Sr Emily Beata
Sister Emily Beata

“Each year, likewise, we have a steady number of young women entering formation, which is also a time of extended and intense discernment, in which the young women are able to immerse themselves in our life and experience how and where God is calling them,” Sister Emily said.

The sisters’ significant social media presence plays an important role in raising awareness of their community among discerning young women. That is certainly true for other communities, as well, but the Daughters of St. Paul’s focus on media in their apostolic work makes it a particularly effective tool.

“Young women today are online,” Sister Emily said. “When they have questions about things, they often look online first. It is important for us to be online and on social media so that women can discover us there.” She stressed that it is equally important for the young women to get in touch in a more personal way, whether by phone, video chat, or an in-person visit.

Sister Emily stressed the importance of inviting young people to consider a vocation to religious life. “Pray for vocations, support vocations,” she said. “It makes a difference!”

Daughters of St. Paul perform in 2017 during their annual Christmas concert. CNS photo/courtesy Pauline Media

One thing that Sister Danielle sees as emblematic of the spirit of St. Paul is that each sister is authentically herself in her media presence and face-to-face. “What you see is what you get,” she said. “This is a timeless quality of our Sisters and one that attracted me to consider becoming a Daughter of St. Paul.”

Just as there is no one-size-fits-all saint, there is no one-size-fits-all sister. And the diversity of personalities and experiences among the sisters strengthens their mission, and makes for more effective media engagement.

“It is seeking to love one another in our diversity that we truly refine one another and the people of God,” Sister Danielle said. “Community is the training ground for mission.”

“From the beginning we have been challenged to adapt as the media landscape changed,” Sister Emily Beata said. “However, as we know, the message of the Gospel does not change. We have always had the same message to communicate through the changing forms of media: God is real, God is with you, God loves you. How we do this changes, but what we do remains the same.”

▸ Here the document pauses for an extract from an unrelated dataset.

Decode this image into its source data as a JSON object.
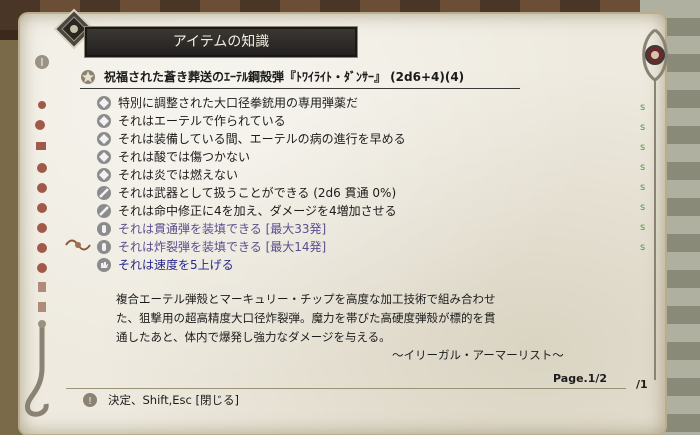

Paul Senz writes from Oregon.

Paul Senz

Paul Senz writes from Oklahoma.